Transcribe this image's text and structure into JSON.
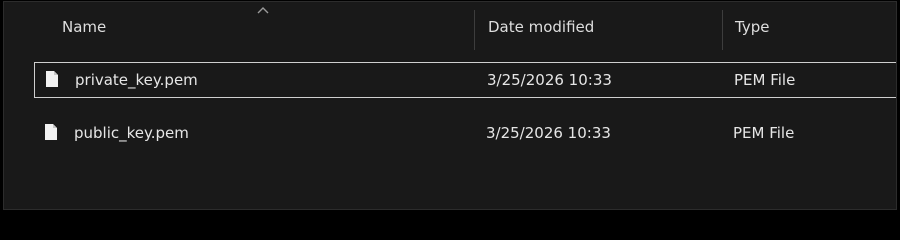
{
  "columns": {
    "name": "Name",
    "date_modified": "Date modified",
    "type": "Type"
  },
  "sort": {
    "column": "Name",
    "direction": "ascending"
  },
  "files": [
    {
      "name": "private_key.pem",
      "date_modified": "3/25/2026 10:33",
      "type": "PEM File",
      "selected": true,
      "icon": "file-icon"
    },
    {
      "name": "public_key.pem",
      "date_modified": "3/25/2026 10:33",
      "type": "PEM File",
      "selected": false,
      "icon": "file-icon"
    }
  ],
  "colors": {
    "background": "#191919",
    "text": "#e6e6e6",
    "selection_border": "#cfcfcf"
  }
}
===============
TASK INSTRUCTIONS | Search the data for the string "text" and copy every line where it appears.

RESULT FOR THIS EXERCISE |
Transcribe this image's text and structure into JSON.
    "text": "#e6e6e6",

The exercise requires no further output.